    • Thanks Tommer! I actually think of the blog posts as “medium reads,” since there are certainly lots of 100-page reports to take in online as well. But I figure there’s got to be something in between that and tumblr-style photoblogs.

  • Hi Createquity team! Congrats on your anniversary. Up here in Canada you are widely read. I work at the Canada Council for the Arts and have often pulled interesting pieces to share with colleagues. In fact, our recent paper on Public Engagement in the Arts (which I encourage everyone to read and comment on – cites one of Createquity’s posts by Crystal Wallis.
    Alexis Andrew
    Policy and Planning Coordinator

    Canada Council for the Arts

    • Thanks Alexis! Great to know the blog is reaching our neighbors up north. :) Look forward to checking out the paper you mentioned.

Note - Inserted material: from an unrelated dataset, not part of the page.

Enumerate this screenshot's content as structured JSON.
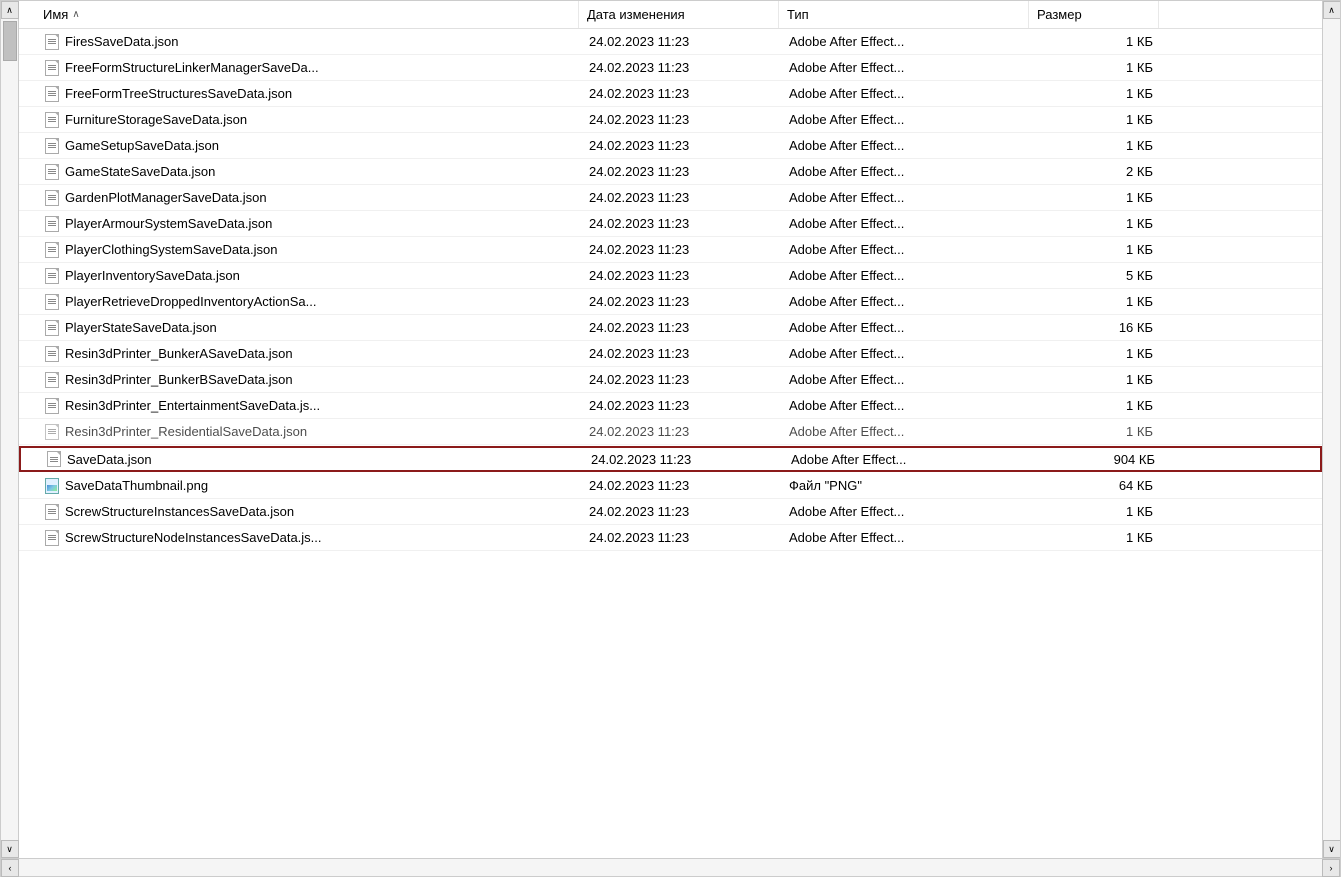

  • Aaron Andersen

    I think I can lend a little insight into that odd search term. Not only is Moss your last name, MOSS is an acronym for Microsoft Office Sharepoint Services.

  • Congrats! I’m sure I found your blog via Fractured Atlas. I read it to stay connected to the non-profit art world beyond my small community of Reading, Pennsylvania, and for ideas to get my start-up theater company moving forward. I am an actor, arts educator and administrator, small-theater-artistic-director, playwright, and mom (I read a lot of your blogs while napping with my toddler, so thank you for keeping my brain sane!). I love the addition of the Fellows program and day dream about applying down the road. Thanks for writing and putting so much time in.

    • Great to hear from you, Vicki. You sound like the very picture of Createquity’s target audience. So glad to hear we’ve helped increase the amount of net sanity in the world!